My First Love Letter
I’d like to pretend that my first love was a) my true love b) someone I genuinely cared about and/or c) went on to have a highly successful career in the public eye until I spilled the beans to the tabloids and splashed our sexual peccadilloes all over the social media.
Sadly, none of that is true.
I was eleven going on forty and all the cool girls had boyfriends that took them roller skating on the weekends and sent them notes in class. Sadly, I was also not one of the cool girls. I was probably born strange, the shy girl, the one with her head in a book and a whole universe of invisible friends (who were, arguably, every bit as cool as the flesh-and-blood girls at school). When Larry asked me, via his friend Bruce, I had a carpe diem moment. I could have a boyfriend. Of my very own. Who actually existed just half a street down from my house and who would take me roller skating and pass me notes. I accepted.
Larry celebrated the occasion by creating an enormous purple construction paper poster on which he had glued Valentine’s candy hearts reflecting his current sentiments for me. If you haven’t eaten your way through one of these bags recently, I highly recommend it. The colors are pastel pretty, there’s an enormous sugar rush, and you realize the world would probably be a much nice place if we all passed each other candy hearts announcing I love you, You’re sweet, and Kisses. He also turned out to be a plagiarist (which failed to bother me much as I hadn’t yet had the revelation that I wanted to be either an academic scholar or a romance novelist… two very different writerly professions on the surface that both frown on copy words that belong to other people). He scrawled Roses are red, violets are blue, and I love you on the poster-card, signed his name, folded it up (committing carnage on several pink and yellow candy hearts), and gave the masterpiece to Bruce to pass to me.
My mother, bless her heart, kept a straight face when I showed her my prize. She even agreed that I could roller-skating over the weekend with my new beau (provided she dropped me off and picked me up). I announced that this was true love and that we would love each other forever. My mother, who had been married for twelve years and probably knew lots more about happily-ever-after than I did, did crack a smile that time. She also nodded sympathetically when Larry broke up with me four days later because I chickened out of the roller-skating date and sent him my regrets. Apparently that part of true love was absolutely non-negotiable.

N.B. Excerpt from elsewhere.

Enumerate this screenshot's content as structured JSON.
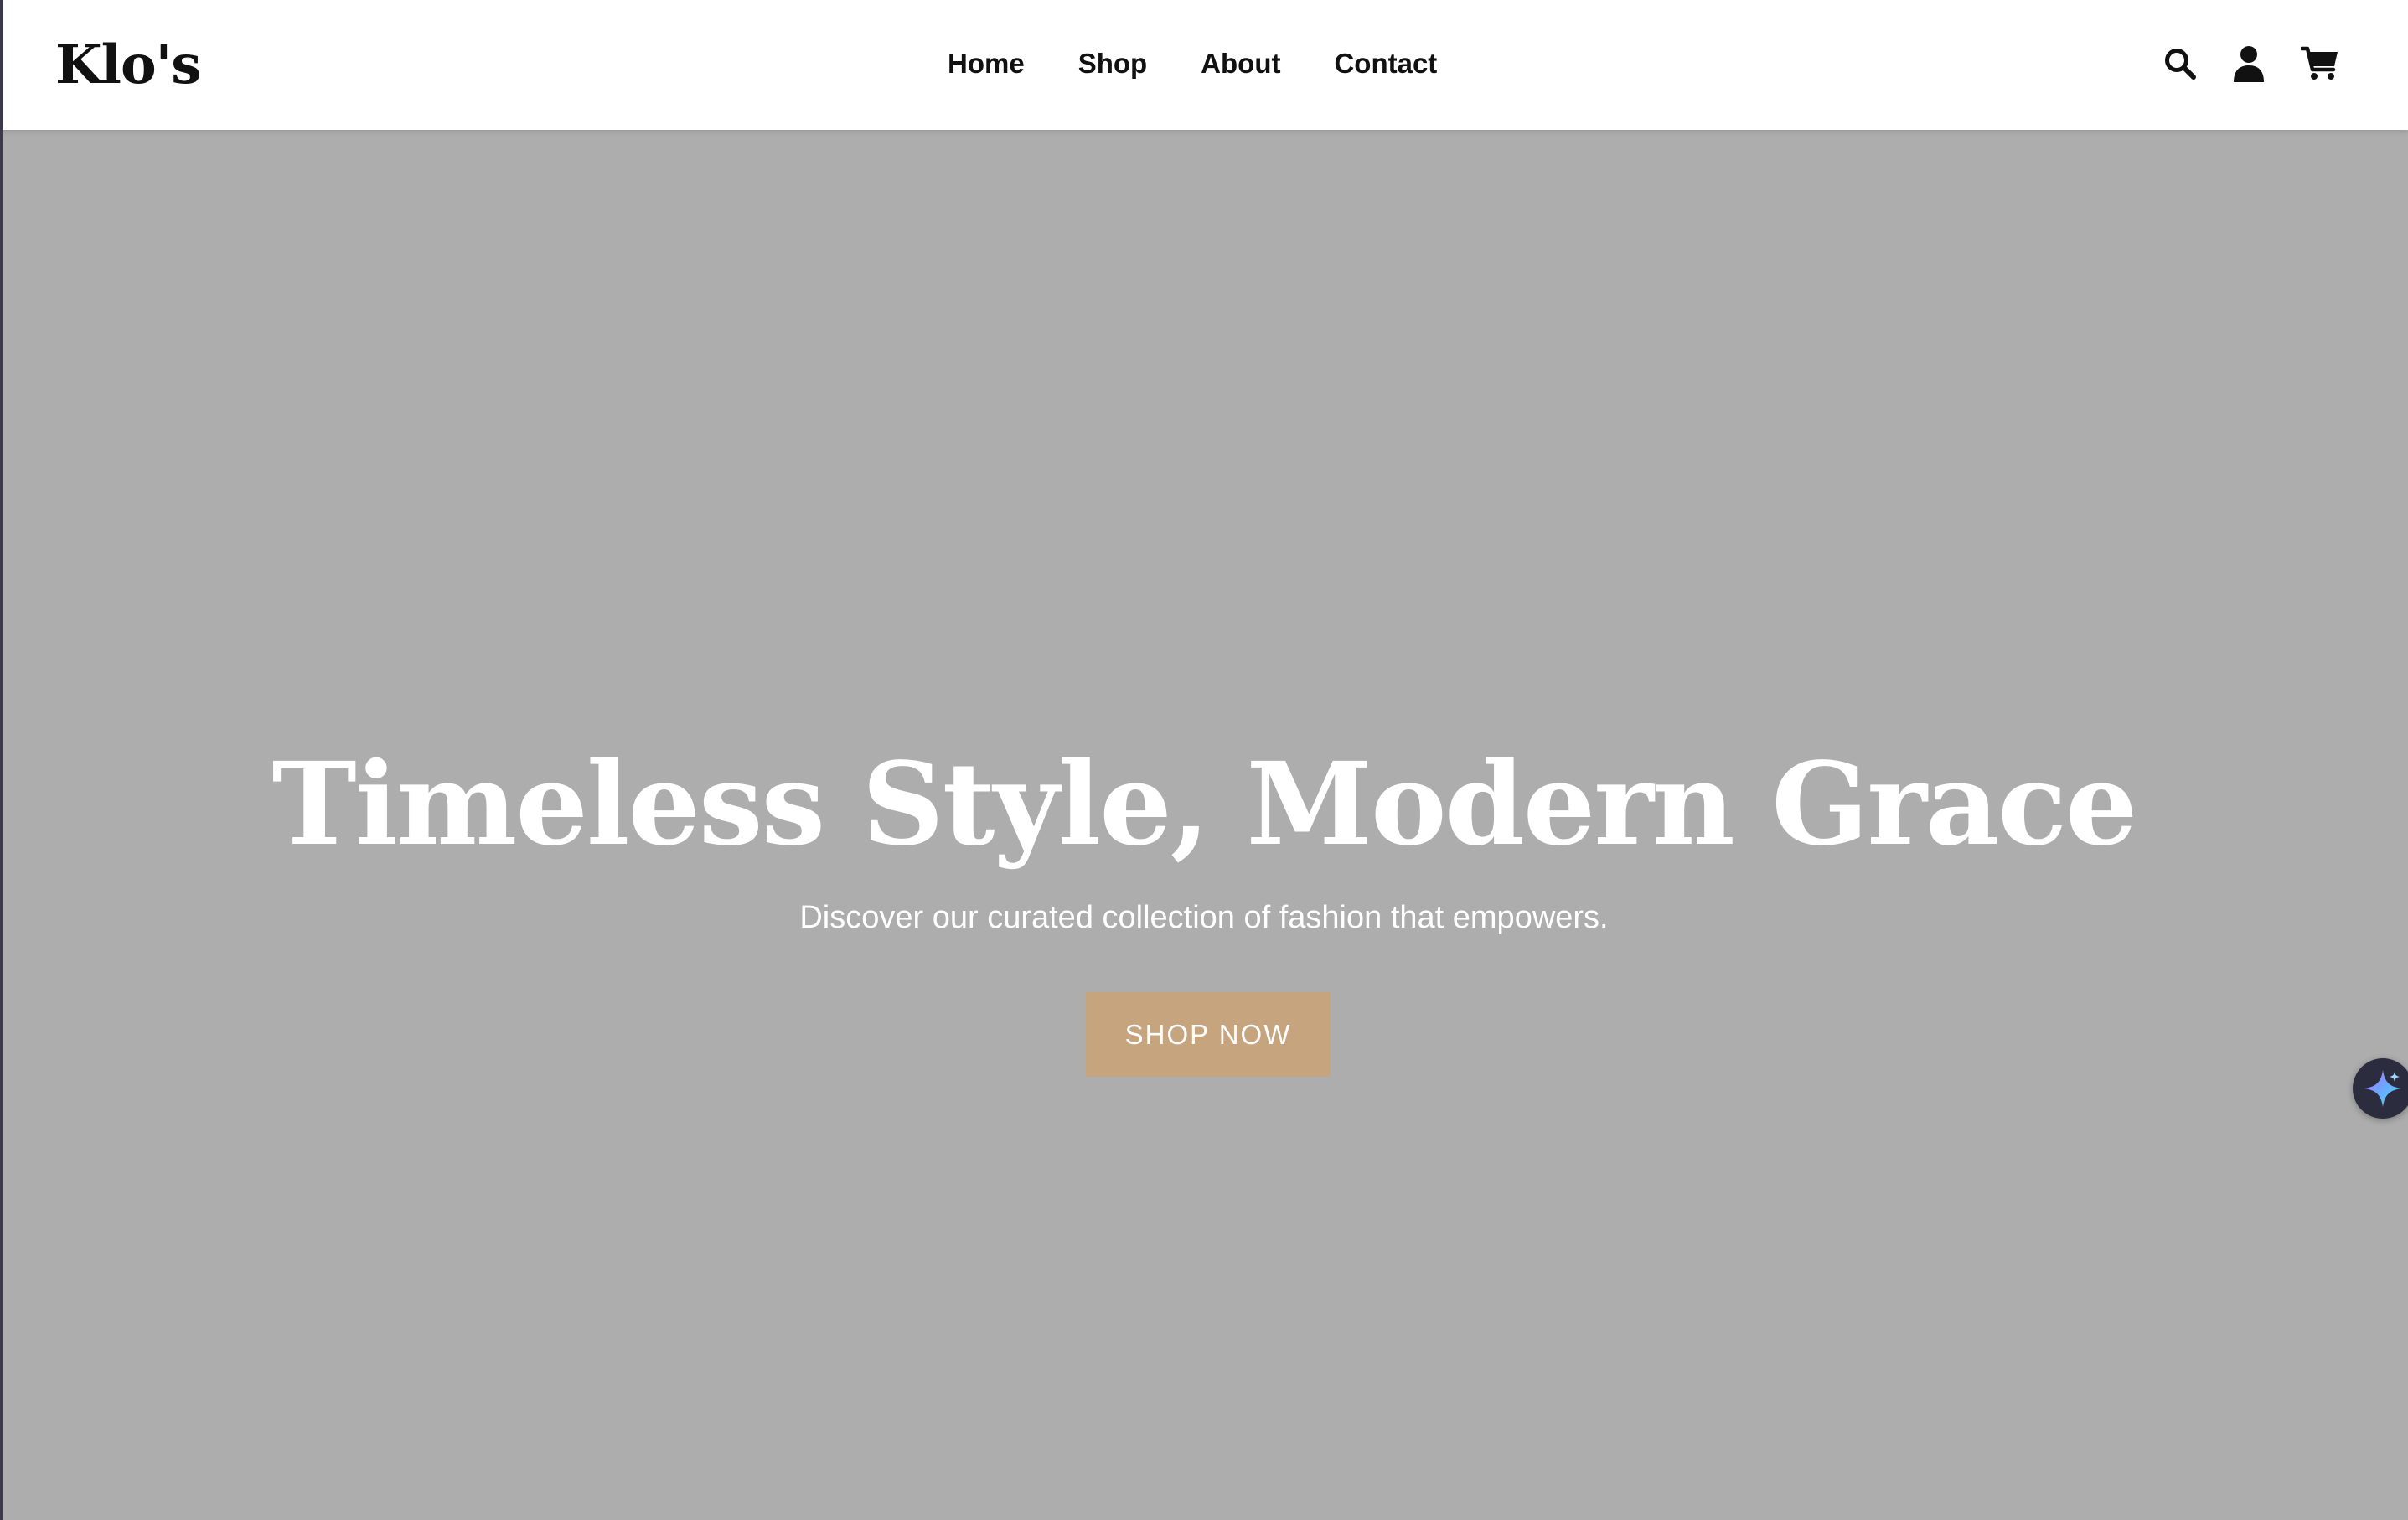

I consoled myself by picking the non-stale, non-crushed, non-gluey pieces of candy heart off the card and eating them. I wasn’t going to be cool nor was I going to be roller-skating beneath the disco ball to the slow songs, but I was definitely getting the sugar rush. And I suspected I might have got the better end of that deal.